The U.S. Postal Service allowed some workers to take months off of work to campaign for Hillary Clinton, according to a government watchdog.
Postal workers were released from their duties to perform campaign work through their union, the National Association of Letter Carriers (NALC), according to an Office of Special Counsel report. The OSC concluded that the agency "engaged in systemic violations" of the Hatch Act, which regulates federal employees' involvement in political campaigns.
"The Labor 2016 program sought to 'elect Hillary Clinton and pro-worker candidates across the country,'" the report said. "USPS headquarters essentially guaranteed that carriers would be released to engage in political activity, without consideration of operational needs or concerns."
The Hatch Act allows federal workers to engage in political activities when they are off the clock and out of uniform. Union members did not receive pay from the agency during their time away from the job and the report did not find any instances of workers engaged in any wrongdoing during their time on the job, leading OSC to conclude that "disciplinary action is not warranted." The Hatch Act violations came at a system-wide level, according to the OSC report, because the USPS privileged lengthy leaves of absence for political activities over other types of leave.
"Only carriers who wanted to campaign for NALC's endorsed candidates were given the opportunity to take several weeks of leave on short notice, over the objections of local supervisors," the report said.
The union had sent a list to the USPS requesting time-off for nearly 100 postal carriers to perform volunteer activities at the NALC's expense. The OSC report laid the blame on mid-level managers, who mistook the request as a directive and overruled local officials who voiced concern that the release could hinder postal operations.
"Despite their objections, mid-level USPS managers, guided by [REDACTED] communications, instructed local supervisors to release all listed carriers on union official [Leave Without Pay] so they could participate in NALC's political activity," the report said.
The report concluded that agency leaders did so to "engender goodwill in its working relationship with the union," rather than to advance any specific political agenda. The OSC took issue with the lengthy absences that occurred in the closing days of the 2016 election, which departed from standard leave requests that usually last "either a few days at a time or a few hours per day over several days." The length of some requests appeared to baffle local managers.
"Explain to me why we are releasing people for 30 days," a Waukesha, Wisc., postmaster responded to one request. A supervisor responded, "we have to release."
Another Wisconsin manager protested to management about the lengthy absences, but was ultimately overruled after a back and forth with supervisors.
"This creates a huge staffing issue at the WI Rapids Post Office," the local manager said in an email. "This office is already … short staffed."
The two-month leave time was granted, and the employees did not return to work until after the election. The absences drove up operational costs, as remaining employees worked overtime to cover for the missing carriers.
"Wisconsin Rapids went into both high overtime and penalty overtime rates of massive amounts for this period of time, which had significant operating expense impact on the office," a Wisconsin postal worker told investigators.

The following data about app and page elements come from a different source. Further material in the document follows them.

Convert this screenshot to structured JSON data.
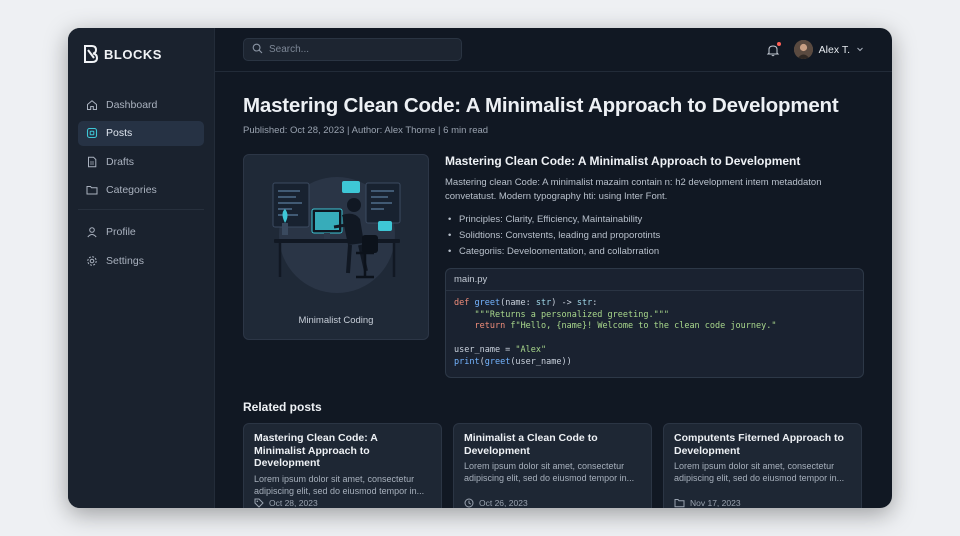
{
  "app": {
    "name": "BLOCKS"
  },
  "sidebar": {
    "items": [
      {
        "label": "Dashboard",
        "icon": "home-icon"
      },
      {
        "label": "Posts",
        "icon": "posts-icon",
        "active": true
      },
      {
        "label": "Drafts",
        "icon": "document-icon"
      },
      {
        "label": "Categories",
        "icon": "folder-icon"
      },
      {
        "label": "Profile",
        "icon": "user-icon"
      },
      {
        "label": "Settings",
        "icon": "gear-icon"
      }
    ]
  },
  "topbar": {
    "search_placeholder": "Search...",
    "user_name": "Alex T.",
    "notification_dot_color": "#ff5f56"
  },
  "post": {
    "title": "Mastering Clean Code: A Minimalist Approach to Development",
    "meta": "Published: Oct 28, 2023 | Author: Alex Thorne | 6 min read",
    "image_caption": "Minimalist Coding",
    "heading": "Mastering Clean Code: A Minimalist Approach to Development",
    "intro": "Mastering clean Code: A minimalist mazaim contain n: h2 development intem metaddaton convetatust. Modern typography  hti: using Inter Font.",
    "bullets": [
      "Principles: Clarity, Efficiency, Maintainability",
      "Solidtions: Convstents, leading and proporotints",
      "Categoriis: Develoomentation, and collabrration"
    ],
    "code": {
      "filename": "main.py",
      "lines": [
        "def greet(name: str) -> str:",
        "    \"\"\"Returns a personalized greeting.\"\"\"",
        "    return f\"Hello, {name}! Welcome to the clean code journey.\"",
        "",
        "user_name = \"Alex\"",
        "print(greet(user_name))"
      ]
    }
  },
  "related": {
    "title": "Related posts",
    "cards": [
      {
        "title": "Mastering Clean Code: A Minimalist Approach to Development",
        "excerpt": "Lorem ipsum dolor sit amet, consectetur adipiscing elit, sed do eiusmod tempor in...",
        "date": "Oct 28, 2023",
        "icon": "tag-icon"
      },
      {
        "title": "Minimalist a Clean Code to Development",
        "excerpt": "Lorem ipsum dolor sit amet, consectetur adipiscing elit, sed do eiusmod tempor in...",
        "date": "Oct 26, 2023",
        "icon": "clock-icon"
      },
      {
        "title": "Computents Fiterned Approach to Development",
        "excerpt": "Lorem ipsum dolor sit amet, consectetur adipiscing elit, sed do eiusmod tempor in...",
        "date": "Nov 17, 2023",
        "icon": "folder-icon"
      }
    ]
  }
}
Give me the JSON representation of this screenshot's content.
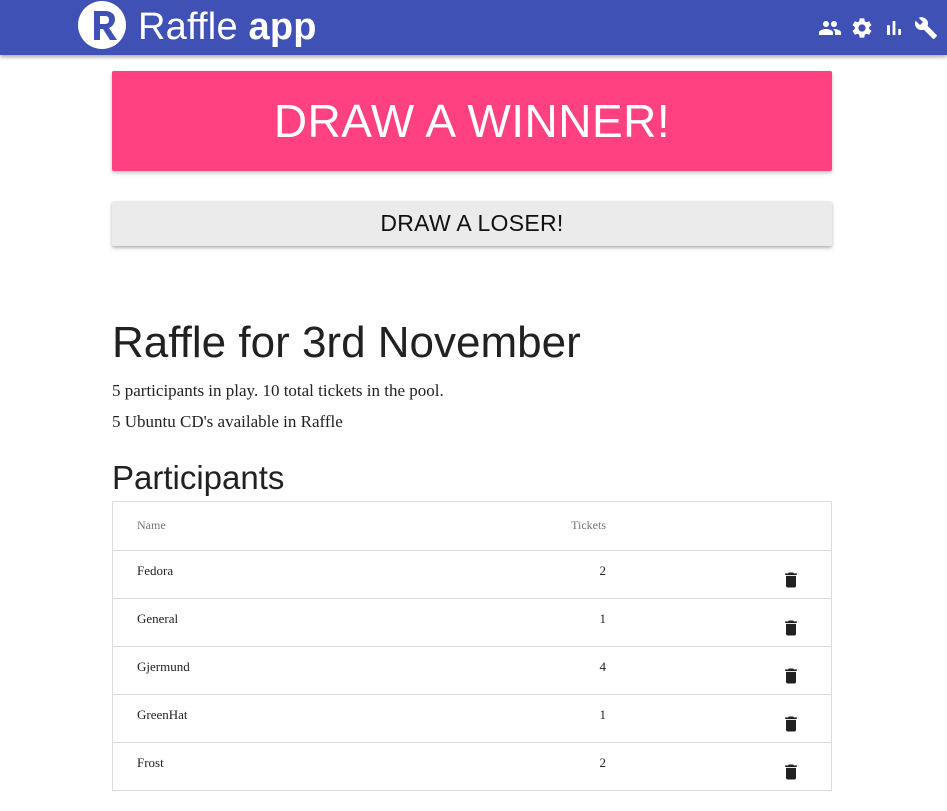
{
  "appbar": {
    "brand_light": "Raffle",
    "brand_bold": "app",
    "icons": [
      "people-icon",
      "settings-icon",
      "bar-chart-icon",
      "wrench-icon"
    ],
    "color": "#3f51b5"
  },
  "actions": {
    "winner_label": "DRAW A WINNER!",
    "loser_label": "DRAW A LOSER!",
    "winner_color": "#ff4081"
  },
  "raffle": {
    "title": "Raffle for 3rd November",
    "summary": "5 participants in play. 10 total tickets in the pool.",
    "prizes": "5 Ubuntu CD's available in Raffle"
  },
  "participants": {
    "heading": "Participants",
    "columns": {
      "name": "Name",
      "tickets": "Tickets"
    },
    "rows": [
      {
        "name": "Fedora",
        "tickets": "2"
      },
      {
        "name": "General",
        "tickets": "1"
      },
      {
        "name": "Gjermund",
        "tickets": "4"
      },
      {
        "name": "GreenHat",
        "tickets": "1"
      },
      {
        "name": "Frost",
        "tickets": "2"
      }
    ],
    "row_action_icon": "trash-icon"
  }
}
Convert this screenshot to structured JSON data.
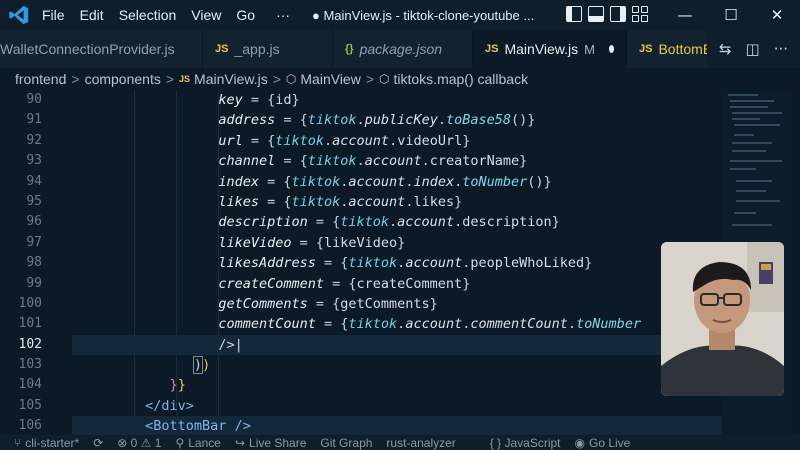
{
  "menu": [
    "File",
    "Edit",
    "Selection",
    "View",
    "Go"
  ],
  "menu_more": "···",
  "window_title": "● MainView.js - tiktok-clone-youtube ...",
  "window_controls": {
    "minimize": "—",
    "maximize": "☐",
    "close": "✕"
  },
  "tabs": [
    {
      "label": "WalletConnectionProvider.js",
      "icon": "js-file-icon",
      "active": false
    },
    {
      "label": "_app.js",
      "icon": "JS",
      "active": false
    },
    {
      "label": "package.json",
      "icon": "{}",
      "active": false
    },
    {
      "label": "MainView.js",
      "icon": "JS",
      "active": true,
      "modified": "M"
    },
    {
      "label": "BottomB",
      "icon": "JS",
      "active": false
    }
  ],
  "breadcrumb": {
    "parts": [
      "frontend",
      "components",
      "MainView.js",
      "MainView",
      "tiktoks.map() callback"
    ],
    "separator": ">"
  },
  "editor": {
    "line_numbers": [
      "90",
      "91",
      "92",
      "93",
      "94",
      "95",
      "96",
      "97",
      "98",
      "99",
      "100",
      "101",
      "102",
      "103",
      "104",
      "105",
      "106"
    ],
    "current_line": "102"
  },
  "status": {
    "branch": "cli-starter*",
    "problems": "⊗ 0 ⚠ 1",
    "lance": "Lance",
    "live_share": "Live Share",
    "git_graph": "Git Graph",
    "rust": "rust-analyzer",
    "language": "{ } JavaScript",
    "go_live": "Go Live"
  },
  "colors": {
    "editor_bg": "#0b1a26",
    "chrome_bg": "#0f1e2b",
    "accent_cyan": "#6fd3e8",
    "js_yellow": "#e8c84a"
  }
}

The report says that employees engaged in numerous volunteer activities to assist Democratic campaigns, including knocking on doors, phone banking, and other get-out-the-vote activities. The union, which represents 215,000 postal workers, rallied around Hillary Clinton in the general election. It spent $5.6 million during the 2016 cycle. Nearly 90 percent of its contributions went to Democratic candidates, according to the Center for Responsive Politics.
The postal service said that it "fully accepts" the finding of the report and will work with the OSC to implement reforms and avoid future accusations of Hatch Act violations.
"In order to prevent any future unintentional violations of the Hatch Act in this regard, the Postal Service fully accepts and will fully implement all of the recommendations and directions of the OSC," the agency said in a statement. "The Postal Service will work with the OSC to design corrective measures … in order to prevent any future violations of the Hatch Act."
OSC gave the agency until August 31 to draft reforms.
UPDATE 4:45 P.M.: NALC President Fredric Rolando said that the report exonerated the union and demonstrated that its members abided by federal law. He rejected the conclusion that granting workers leave could violate the Hatch Act.
"We reject the OSC's conclusions that the granting of LWOP represents either a 'systematic violation of the Hatch Act' or an 'institutional bias in favor of NALC's endorsed political candidates,'" he said in a statement.
UPDATE 4:30 P.M.: A previous version of this story said that NALC endorsed Bernie Sanders. American Postal Workers Union, rather than NALC, endorsed Sanders.